Here’s what he wrote:
“I am aware of all the arguments that major celebrities lending their names to wines is generally a formula for mediocrity, but that is not the case with Yao Ming. These are high-class wines. The two Cabernets are actually brilliant, and the Reserve bottling ranks alongside just about anything made in Napa.”
Yao Ming making legitimate bid to become best athlete winemaker. This wine, which came out last month, got a 95+ from famed wine critic Robert Parker. Bottle costs $250. Sold in US & China. pic.twitter.com/yqDQSO9bxz
— Darren Rovell (@darrenrovell) December 5, 2018
Another influential voice of wine the Wine Enthusiast went even further, awarding his wines 97 and 95 points respectively.
Check out his winery here.
Uber Goes Public And Immediately Loses Over $6B In Value
UBER just went public in the most anticipated IPO since Facebook went to Wall Street.
The ride-sharing company officially hit the New York Stock Exchange Friday, pricing its IPO at $45 a share, which put the ride-hailing company at $81B at 180M shares available—far below their initial $120B projection in their filings.
Uber ended the day at $41.60—down nearly 8% from its listing price, leading to a $6B+ valuation loss.
For perspective: Uber’s last private valuation was about $76B. It’s now worth $75.5B.
Uber’s not the only one crashing out the gate. Even though Lyft beat Uber to the IPO punch, since going public in March, Lyft has lost 29% of its value.
Uber’s been plagued by a number of issues, compounded by the fact that none of the tech unicorns are profitable yet. Uber, for instance, burned through $1B in Q1 alone.
“They waited too long to go public,” Former NYSE President Tom Farley said. “Some of the issues they had — I’ll call it culture — some of the issues they had with their culture would’ve been solved in a public market. You wouldn’t show up on a quarterly conference call every quarter and have three or four new stories like they were having for 18 straight months.”
Did Uber IPO too late?
Although early investors made out like straight BANDITS—just look at Lance Armstrong—investors in the later stage haven’t been as lucky.
“I mean, you look at all the money invested in Uber — 25 billion bucks,” Farley said. “Their pre-money valuation last night was [$]73 [billion]. This is a 2.8x investment.
“That’s great and all, but the initial investors got 10,000 times their money. So the recent people, they haven’t been making money. This is a company that has needed public discipline, this is a company that has needed a public currency, and it’s a company that should have gone public three or four years ago.”
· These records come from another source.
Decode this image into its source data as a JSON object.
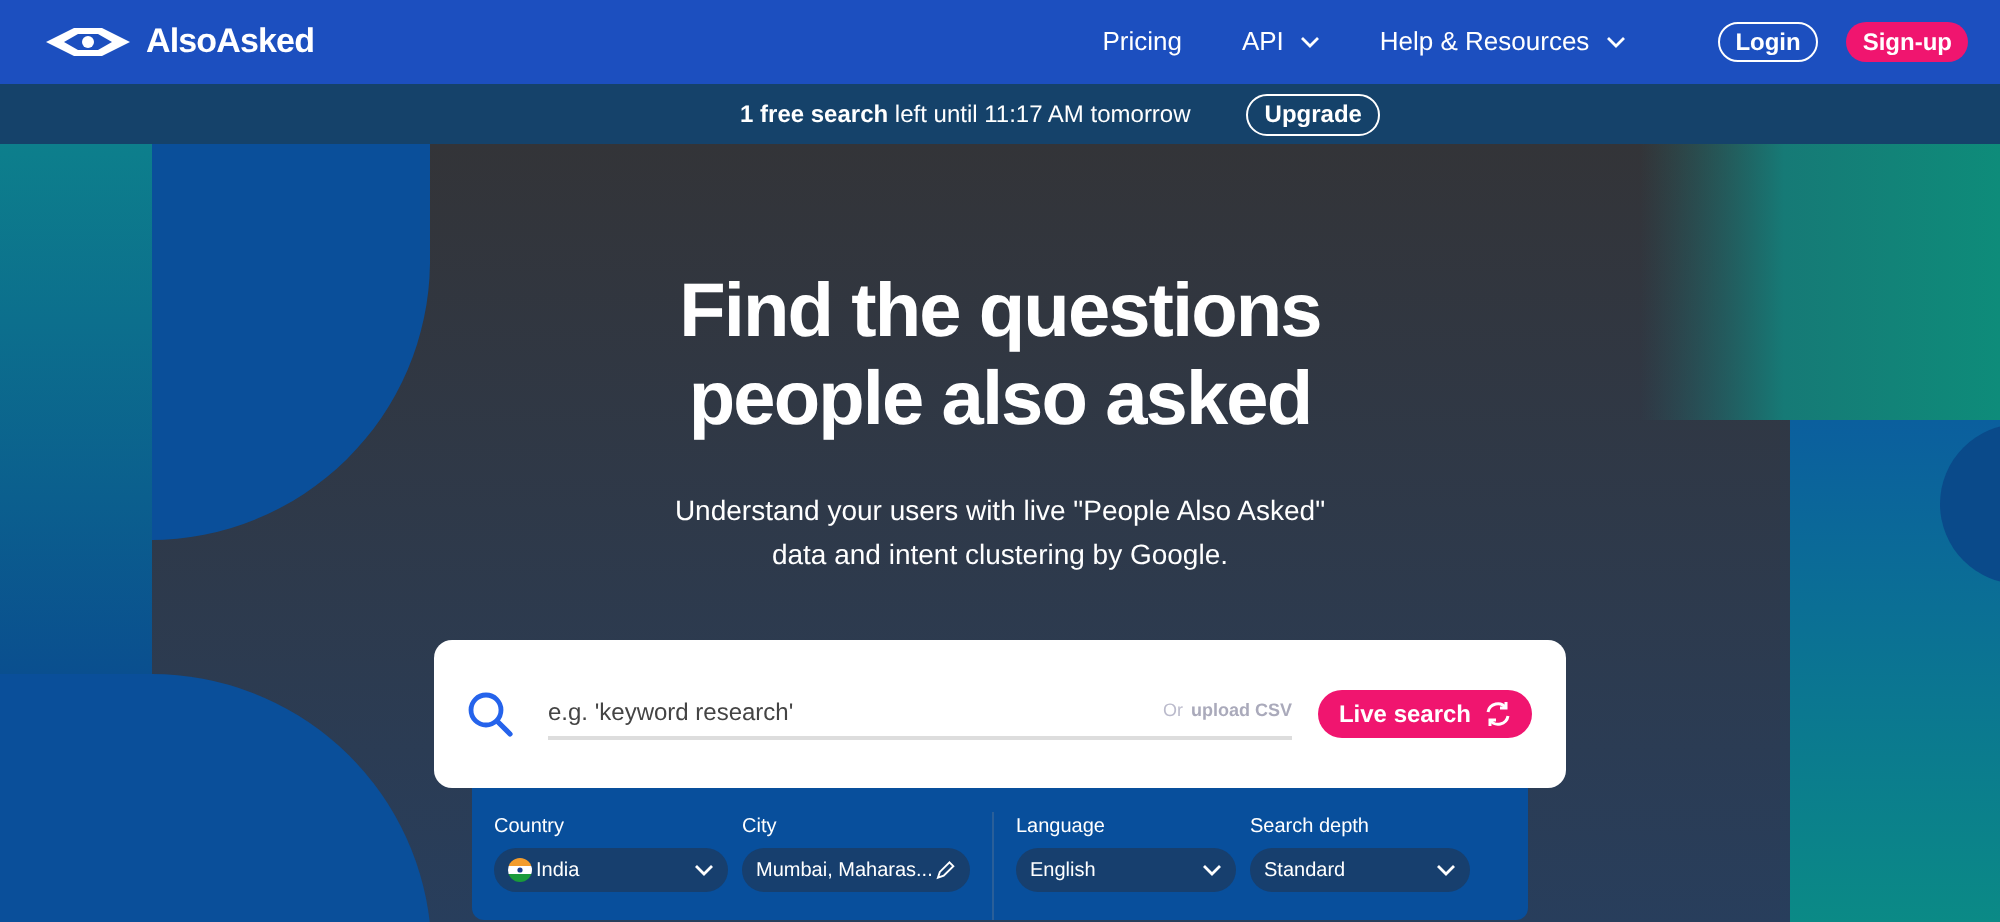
{
  "brand": {
    "name": "AlsoAsked"
  },
  "nav": [
    {
      "label": "Pricing",
      "dropdown": false
    },
    {
      "label": "API",
      "dropdown": true
    },
    {
      "label": "Help & Resources",
      "dropdown": true
    }
  ],
  "auth_buttons": [
    {
      "label": "Login",
      "kind": "outline"
    },
    {
      "label": "Sign-up",
      "kind": "filled"
    }
  ],
  "banner": {
    "text": "**1 free search** left until 11:17 AM tomorrow",
    "button": "Upgrade"
  },
  "hero": {
    "title_lines": [
      "Find the questions",
      "people also asked"
    ],
    "subtitle_lines": [
      "Understand your users with live \"People Also Asked\"",
      "data and intent clustering by Google."
    ]
  },
  "search": {
    "placeholder": "e.g. 'keyword research'",
    "or_text": "Or",
    "upload_link": "upload CSV",
    "button": "Live search"
  },
  "filters": [
    {
      "label": "Country",
      "value": "India",
      "kind": "flag-select"
    },
    {
      "label": "City",
      "value": "Mumbai, Maharas...",
      "kind": "editable"
    },
    {
      "label": "Language",
      "value": "English",
      "kind": "select"
    },
    {
      "label": "Search depth",
      "value": "Standard",
      "kind": "select"
    }
  ]
}
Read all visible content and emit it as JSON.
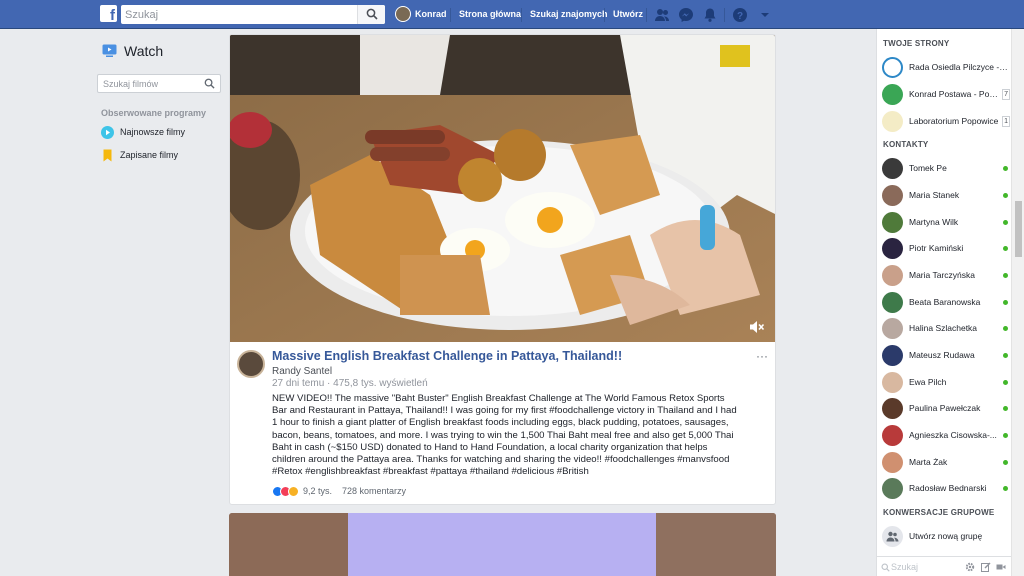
{
  "colors": {
    "brand": "#4267b2",
    "link": "#365899",
    "online": "#42b72a"
  },
  "topbar": {
    "search_placeholder": "Szukaj",
    "user_name": "Konrad",
    "home_label": "Strona główna",
    "find_friends_label": "Szukaj znajomych",
    "create_label": "Utwórz",
    "icons": [
      "friend-requests-icon",
      "messenger-icon",
      "notifications-icon",
      "help-icon",
      "account-menu-icon"
    ]
  },
  "left": {
    "title": "Watch",
    "search_placeholder": "Szukaj filmów",
    "section_label": "Obserwowane programy",
    "items": [
      {
        "label": "Najnowsze filmy",
        "icon": "play-icon"
      },
      {
        "label": "Zapisane filmy",
        "icon": "bookmark-icon"
      }
    ]
  },
  "post": {
    "title": "Massive English Breakfast Challenge in Pattaya, Thailand!!",
    "author": "Randy Santel",
    "meta": "27 dni temu · 475,8 tys. wyświetleń",
    "description": "NEW VIDEO!! The massive \"Baht Buster\" English Breakfast Challenge at The World Famous Retox Sports Bar and Restaurant in Pattaya, Thailand!! I was going for my first #foodchallenge victory in Thailand and I had 1 hour to finish a giant platter of English breakfast foods including eggs, black pudding, potatoes, sausages, bacon, beans, tomatoes, and more. I was trying to win the 1,500 Thai Baht meal free and also get 5,000 Thai Baht in cash (~$150 USD) donated to Hand to Hand Foundation, a local charity organization that helps children around the Pattaya area. Thanks for watching and sharing the video!! #foodchallenges #manvsfood #Retox #englishbreakfast #breakfast #pattaya #thailand #delicious #British",
    "reactions_count": "9,2 tys.",
    "comments": "728 komentarzy",
    "more": "···"
  },
  "right": {
    "pages_header": "TWOJE STRONY",
    "pages": [
      {
        "name": "Rada Osiedla Pilczyce - K...",
        "badge": "",
        "color": "#2d88c7"
      },
      {
        "name": "Konrad Postawa - Post...",
        "badge": "7",
        "color": "#3aa655"
      },
      {
        "name": "Laboratorium Popowice",
        "badge": "1",
        "color": "#e8d07a"
      }
    ],
    "contacts_header": "KONTAKTY",
    "contacts": [
      {
        "name": "Tomek Pe",
        "color": "#3a3a3a"
      },
      {
        "name": "Maria Stanek",
        "color": "#8a6a5a"
      },
      {
        "name": "Martyna Wilk",
        "color": "#4f7a3a"
      },
      {
        "name": "Piotr Kamiński",
        "color": "#2a2440"
      },
      {
        "name": "Maria Tarczyńska",
        "color": "#c9a08a"
      },
      {
        "name": "Beata Baranowska",
        "color": "#3e7a4a"
      },
      {
        "name": "Halina Szlachetka",
        "color": "#b8a8a0"
      },
      {
        "name": "Mateusz Rudawa",
        "color": "#2b3a6a"
      },
      {
        "name": "Ewa Pilch",
        "color": "#d8b8a0"
      },
      {
        "name": "Paulina Pawełczak",
        "color": "#5a3a2a"
      },
      {
        "name": "Agnieszka Cisowska-...",
        "color": "#b83a3a"
      },
      {
        "name": "Marta Żak",
        "color": "#d09070"
      },
      {
        "name": "Radosław Bednarski",
        "color": "#5a7a5a"
      }
    ],
    "group_header": "KONWERSACJE GRUPOWE",
    "new_group_label": "Utwórz nową grupę",
    "bottom_search_placeholder": "Szukaj"
  }
}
Morgan Stanley Just Released Its List Of Top 10 Companies They’re Investing In
Morgan Stanley just announced the second cohort of its Multicultural Innovation Lab, an accelerator program for technology and technology-enabled start-ups in the post-seed to Series B funding rounds.
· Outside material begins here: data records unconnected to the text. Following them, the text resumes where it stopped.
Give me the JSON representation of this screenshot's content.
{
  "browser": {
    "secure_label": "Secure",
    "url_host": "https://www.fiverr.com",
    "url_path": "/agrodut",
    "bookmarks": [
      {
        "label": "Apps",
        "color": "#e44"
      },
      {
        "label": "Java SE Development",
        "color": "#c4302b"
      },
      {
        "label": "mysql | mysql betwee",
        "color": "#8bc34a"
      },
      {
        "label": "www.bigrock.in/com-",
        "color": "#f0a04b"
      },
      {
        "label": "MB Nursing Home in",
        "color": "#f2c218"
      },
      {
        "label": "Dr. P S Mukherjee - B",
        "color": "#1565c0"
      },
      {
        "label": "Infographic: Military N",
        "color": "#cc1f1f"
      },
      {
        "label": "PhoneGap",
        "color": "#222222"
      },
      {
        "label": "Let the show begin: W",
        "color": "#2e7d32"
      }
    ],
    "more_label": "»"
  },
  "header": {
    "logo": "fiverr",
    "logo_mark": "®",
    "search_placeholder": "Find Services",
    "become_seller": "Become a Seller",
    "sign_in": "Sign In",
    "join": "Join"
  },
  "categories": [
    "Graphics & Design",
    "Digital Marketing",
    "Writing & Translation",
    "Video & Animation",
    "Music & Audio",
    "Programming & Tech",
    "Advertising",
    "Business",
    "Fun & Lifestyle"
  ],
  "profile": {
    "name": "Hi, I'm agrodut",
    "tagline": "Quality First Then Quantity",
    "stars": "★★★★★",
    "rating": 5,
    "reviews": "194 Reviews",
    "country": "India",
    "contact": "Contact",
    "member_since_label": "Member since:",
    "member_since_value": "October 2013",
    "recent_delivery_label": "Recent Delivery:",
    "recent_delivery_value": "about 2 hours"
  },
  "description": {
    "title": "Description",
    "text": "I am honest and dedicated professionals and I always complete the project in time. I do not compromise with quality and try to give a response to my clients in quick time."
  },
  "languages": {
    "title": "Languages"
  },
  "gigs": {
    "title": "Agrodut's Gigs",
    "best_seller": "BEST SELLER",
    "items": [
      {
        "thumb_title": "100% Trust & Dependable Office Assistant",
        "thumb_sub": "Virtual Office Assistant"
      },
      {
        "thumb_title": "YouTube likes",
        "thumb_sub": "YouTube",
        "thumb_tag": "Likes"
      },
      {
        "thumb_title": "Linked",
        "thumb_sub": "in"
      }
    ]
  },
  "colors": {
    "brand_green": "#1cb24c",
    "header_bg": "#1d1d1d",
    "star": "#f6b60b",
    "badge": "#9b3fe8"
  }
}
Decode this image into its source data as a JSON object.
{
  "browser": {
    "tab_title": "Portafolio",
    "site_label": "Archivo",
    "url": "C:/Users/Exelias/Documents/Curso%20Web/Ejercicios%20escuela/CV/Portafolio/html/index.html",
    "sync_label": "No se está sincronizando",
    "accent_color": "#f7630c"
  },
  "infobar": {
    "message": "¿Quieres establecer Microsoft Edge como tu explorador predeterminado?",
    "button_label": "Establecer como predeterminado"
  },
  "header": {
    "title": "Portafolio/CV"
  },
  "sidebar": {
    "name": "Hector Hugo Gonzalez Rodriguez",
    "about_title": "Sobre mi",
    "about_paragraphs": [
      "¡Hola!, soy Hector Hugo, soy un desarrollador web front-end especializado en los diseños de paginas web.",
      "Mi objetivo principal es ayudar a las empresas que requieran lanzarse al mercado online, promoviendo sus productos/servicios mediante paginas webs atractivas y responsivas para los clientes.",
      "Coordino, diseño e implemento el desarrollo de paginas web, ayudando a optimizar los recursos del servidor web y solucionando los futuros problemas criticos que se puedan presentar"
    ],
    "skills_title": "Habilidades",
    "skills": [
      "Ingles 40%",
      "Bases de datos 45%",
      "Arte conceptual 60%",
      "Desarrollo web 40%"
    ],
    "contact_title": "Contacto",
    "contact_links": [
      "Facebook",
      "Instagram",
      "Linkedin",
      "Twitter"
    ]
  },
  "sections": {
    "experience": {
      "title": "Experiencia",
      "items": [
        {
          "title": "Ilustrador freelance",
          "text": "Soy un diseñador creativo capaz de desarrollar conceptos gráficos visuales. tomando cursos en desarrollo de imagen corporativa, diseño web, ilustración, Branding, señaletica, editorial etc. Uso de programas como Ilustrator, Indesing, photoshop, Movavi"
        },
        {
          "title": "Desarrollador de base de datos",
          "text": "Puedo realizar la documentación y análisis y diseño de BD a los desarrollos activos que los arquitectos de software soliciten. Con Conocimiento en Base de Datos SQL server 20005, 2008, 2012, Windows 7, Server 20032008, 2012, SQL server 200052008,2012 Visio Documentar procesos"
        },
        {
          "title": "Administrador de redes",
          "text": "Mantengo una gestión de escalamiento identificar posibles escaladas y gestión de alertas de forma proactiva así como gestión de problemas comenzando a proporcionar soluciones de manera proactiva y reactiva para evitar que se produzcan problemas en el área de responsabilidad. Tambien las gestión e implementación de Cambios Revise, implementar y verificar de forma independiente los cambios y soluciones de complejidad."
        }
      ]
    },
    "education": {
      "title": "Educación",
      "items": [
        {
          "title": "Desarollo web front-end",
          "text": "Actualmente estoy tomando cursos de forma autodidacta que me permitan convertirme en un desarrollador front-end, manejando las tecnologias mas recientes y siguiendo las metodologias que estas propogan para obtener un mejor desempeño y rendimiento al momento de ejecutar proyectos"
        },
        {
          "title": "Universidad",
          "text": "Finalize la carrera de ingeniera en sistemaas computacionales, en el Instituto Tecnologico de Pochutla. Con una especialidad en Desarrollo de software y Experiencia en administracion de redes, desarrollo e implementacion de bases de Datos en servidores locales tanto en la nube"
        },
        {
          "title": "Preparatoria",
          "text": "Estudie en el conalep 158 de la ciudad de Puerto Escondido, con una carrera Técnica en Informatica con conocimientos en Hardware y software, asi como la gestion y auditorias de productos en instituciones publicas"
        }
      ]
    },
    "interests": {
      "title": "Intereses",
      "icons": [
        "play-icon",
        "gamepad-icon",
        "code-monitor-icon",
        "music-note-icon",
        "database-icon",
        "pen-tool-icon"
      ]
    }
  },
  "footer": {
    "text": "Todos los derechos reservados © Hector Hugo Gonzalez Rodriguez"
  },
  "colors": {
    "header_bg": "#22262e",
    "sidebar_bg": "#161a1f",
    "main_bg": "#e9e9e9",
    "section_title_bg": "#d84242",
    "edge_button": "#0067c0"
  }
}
The program—now in its second year—targets companies with a multicultural or woman founder, co-founder, or any Chief (insert) Officer in charge of what it calls “innovative solutions across sectors.”
According to various studies, female founders, founders of color—and both—receive as little or less than 1% of venture capital funding—a gap Morgan Stanley says it wants to bridge.
“There is a compelling business case for investing in startups led by women and multicultural founders, yet, as found in our recent report, there is a large market inefficiency to accelerate businesses led by these founders,” Managing Director Alice Vilma says. “We are working to directly address this funding gap, one cohort at a time.”
With less than 3% admitted into the program, each startup will take a seat on its on floor inside Morgan Stanley’s global headquarters in Times Square, New York.
In addition, the companies funded receive pretty precious billboard space all over Times Square. It’s real fancy.
Here are the 10 companies that were selected: